Mercy Moments Issue 110

Australia Day has come around once again and community debate over the date on which we celebrate our national day has intensified across our media platforms. While many Australians embrace this mid-summer public holiday with BBQs and beach parties, many of our First Nations people see the date as a cause for sadness, anger and regret.

January 26th commemorates the arrival of captain Arthur Phillip in Port Jackson and the formal settlement of Australia by Britain. For many First Nations people it was Survival Day, when their land and sovereignty were taken by a foreign power. No treaty. No negotiation. And to add to the injustice, being officially classified as non-people under the legal structures of Terra Nullius and consequently denied legal protection.

The tragedy of what is happening in a deeply and perhaps irrevocably divided Unites States should serve as a warning to all Australians that we cannot allow national division to drive our national agenda. The Black Lives Matter Movement has highlighted the danger of deep-seated inequality and injustice.

So how can we navigate this debate through the lens of justice, faith and fairness? How well can we rebuild relationships, strengthen reconciliation and heal the wounds of the past?

We need to start with a serious look at the divisiveness of the date itself and ask whether another date could be celebrated.


A photograph of a striking sunset where the sky is yellow and red and the ground is black. It is reminiscent of the Aboriginal flag.

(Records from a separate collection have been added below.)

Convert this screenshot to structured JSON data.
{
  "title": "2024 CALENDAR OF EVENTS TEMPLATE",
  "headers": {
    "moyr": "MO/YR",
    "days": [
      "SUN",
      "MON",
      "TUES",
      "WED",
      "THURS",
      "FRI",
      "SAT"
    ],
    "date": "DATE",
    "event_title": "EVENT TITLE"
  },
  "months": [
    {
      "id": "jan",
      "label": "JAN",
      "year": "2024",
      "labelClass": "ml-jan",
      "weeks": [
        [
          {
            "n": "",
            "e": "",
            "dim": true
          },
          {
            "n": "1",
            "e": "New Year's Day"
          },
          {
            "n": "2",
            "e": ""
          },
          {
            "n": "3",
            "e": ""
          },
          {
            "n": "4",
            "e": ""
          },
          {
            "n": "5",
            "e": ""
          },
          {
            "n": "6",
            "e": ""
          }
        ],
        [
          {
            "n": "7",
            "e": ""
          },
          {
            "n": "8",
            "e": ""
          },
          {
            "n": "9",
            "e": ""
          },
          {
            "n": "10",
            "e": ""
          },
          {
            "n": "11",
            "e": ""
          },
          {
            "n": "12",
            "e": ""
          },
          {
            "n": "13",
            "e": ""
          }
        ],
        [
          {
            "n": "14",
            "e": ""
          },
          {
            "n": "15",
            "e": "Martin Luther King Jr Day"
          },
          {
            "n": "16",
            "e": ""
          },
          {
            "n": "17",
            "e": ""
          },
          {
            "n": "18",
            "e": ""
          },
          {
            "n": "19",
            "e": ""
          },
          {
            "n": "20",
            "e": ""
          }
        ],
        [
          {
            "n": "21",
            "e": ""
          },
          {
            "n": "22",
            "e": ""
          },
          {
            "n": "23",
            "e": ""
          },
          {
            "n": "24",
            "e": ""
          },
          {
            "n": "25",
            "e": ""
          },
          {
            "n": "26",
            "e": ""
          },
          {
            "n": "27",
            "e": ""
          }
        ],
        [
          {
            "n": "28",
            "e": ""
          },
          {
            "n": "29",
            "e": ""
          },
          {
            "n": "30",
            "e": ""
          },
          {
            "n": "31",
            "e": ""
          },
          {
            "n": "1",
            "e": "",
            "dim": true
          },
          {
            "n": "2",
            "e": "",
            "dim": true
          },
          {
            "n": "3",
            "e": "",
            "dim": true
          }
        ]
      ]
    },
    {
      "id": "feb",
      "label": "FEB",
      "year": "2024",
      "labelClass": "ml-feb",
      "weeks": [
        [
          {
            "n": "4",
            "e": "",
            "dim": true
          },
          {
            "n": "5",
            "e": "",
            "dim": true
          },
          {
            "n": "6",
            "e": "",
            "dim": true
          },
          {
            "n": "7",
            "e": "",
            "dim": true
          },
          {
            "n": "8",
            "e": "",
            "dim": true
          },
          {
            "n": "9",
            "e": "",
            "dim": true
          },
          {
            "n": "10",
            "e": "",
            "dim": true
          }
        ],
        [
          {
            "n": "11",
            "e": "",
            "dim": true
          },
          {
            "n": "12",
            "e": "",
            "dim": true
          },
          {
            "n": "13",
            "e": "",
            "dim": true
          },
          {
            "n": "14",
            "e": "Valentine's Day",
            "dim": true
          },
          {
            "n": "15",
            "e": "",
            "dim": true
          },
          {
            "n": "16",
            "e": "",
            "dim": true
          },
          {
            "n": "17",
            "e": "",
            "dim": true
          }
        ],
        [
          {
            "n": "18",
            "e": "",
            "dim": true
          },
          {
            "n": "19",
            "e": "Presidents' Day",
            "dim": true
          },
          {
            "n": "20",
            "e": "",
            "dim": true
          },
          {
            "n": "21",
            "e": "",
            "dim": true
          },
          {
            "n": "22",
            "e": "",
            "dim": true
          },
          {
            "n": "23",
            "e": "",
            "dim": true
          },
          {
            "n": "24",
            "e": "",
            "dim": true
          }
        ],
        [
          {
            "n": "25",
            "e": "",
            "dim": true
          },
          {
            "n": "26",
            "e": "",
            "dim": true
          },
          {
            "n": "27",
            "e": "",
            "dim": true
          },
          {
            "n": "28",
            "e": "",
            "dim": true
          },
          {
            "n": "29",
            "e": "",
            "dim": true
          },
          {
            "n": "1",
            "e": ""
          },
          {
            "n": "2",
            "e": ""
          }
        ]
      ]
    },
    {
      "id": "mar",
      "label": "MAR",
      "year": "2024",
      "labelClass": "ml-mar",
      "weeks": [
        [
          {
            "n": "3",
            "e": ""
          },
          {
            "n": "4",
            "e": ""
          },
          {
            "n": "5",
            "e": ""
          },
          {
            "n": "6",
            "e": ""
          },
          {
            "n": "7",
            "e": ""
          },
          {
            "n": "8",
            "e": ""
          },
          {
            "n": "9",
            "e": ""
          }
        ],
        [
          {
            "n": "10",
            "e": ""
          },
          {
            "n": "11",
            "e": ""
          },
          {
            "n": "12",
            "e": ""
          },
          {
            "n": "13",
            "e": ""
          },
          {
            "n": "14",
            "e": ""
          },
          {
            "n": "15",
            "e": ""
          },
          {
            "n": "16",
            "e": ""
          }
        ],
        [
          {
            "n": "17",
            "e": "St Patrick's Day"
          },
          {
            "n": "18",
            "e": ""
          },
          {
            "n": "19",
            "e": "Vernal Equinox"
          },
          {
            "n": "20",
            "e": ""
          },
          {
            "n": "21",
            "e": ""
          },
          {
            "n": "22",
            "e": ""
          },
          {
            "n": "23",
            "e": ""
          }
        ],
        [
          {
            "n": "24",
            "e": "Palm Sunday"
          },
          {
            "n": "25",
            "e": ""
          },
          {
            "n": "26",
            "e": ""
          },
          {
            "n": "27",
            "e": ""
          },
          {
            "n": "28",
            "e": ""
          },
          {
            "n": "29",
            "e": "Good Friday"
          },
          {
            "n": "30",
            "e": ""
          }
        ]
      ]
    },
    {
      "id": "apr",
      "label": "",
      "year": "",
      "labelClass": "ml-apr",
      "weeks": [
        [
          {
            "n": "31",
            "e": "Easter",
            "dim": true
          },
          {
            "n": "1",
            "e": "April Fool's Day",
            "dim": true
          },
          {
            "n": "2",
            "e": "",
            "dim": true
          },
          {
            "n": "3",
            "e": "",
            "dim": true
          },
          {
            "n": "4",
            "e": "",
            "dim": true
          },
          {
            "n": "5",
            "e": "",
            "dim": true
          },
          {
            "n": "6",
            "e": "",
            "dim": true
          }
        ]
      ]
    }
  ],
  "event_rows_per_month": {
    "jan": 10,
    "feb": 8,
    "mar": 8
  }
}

Afterall, history shows that there have been a number of dates for Australia Day celebrated around the country. Is the arrival of the British and their disregard for the First Nations people and their culture something worthy of a National Day? Or could we choose something more inclusive – the date of federation or the birthdate of one of our great poets for example? A justice, faith and fairness view would strongly suggest that persisting with a date that clearly causes pain and hurt is not the way of peace and compassion. We could also ask why after decades of protest we have still not held a national consultation inclusive of all voices. Like the Uluru Statement from the Heart and the call for an Indigenous voice to parliament, the lack of respect for the voice and views of our First Nations people is disturbing at best. A justice, faith and fairness approach would demand that we do better to bring unity and healing. That we honour the dignity of all people in recognising their legitimate concerns and including them in the conversation.

It is critical that the Australia Day debate does not become an ‘us versus them’ issue mired by ideological certainties, race politics and partisan considerations. This is an issue which certainly tests those values of which we are most proud as a nation – the fair go, freedom and mateship. The lens of justice, faith and fairness would find Australia falling short of these values when it comes to the conversation we need to have about the date of Australia Day, our respect for Aboriginal culture and the truth of our history.

Perhaps we need to start the conversation at our own Australia day gathering. What exactly are we celebrating? Is the day just another public holiday? How do we see ourselves as a nation? And where do First Nations people fit into this picture? In this way we can move together towards a more united country.


How can we talk with First Nations people in the spirit of reconciliation, justice and peace?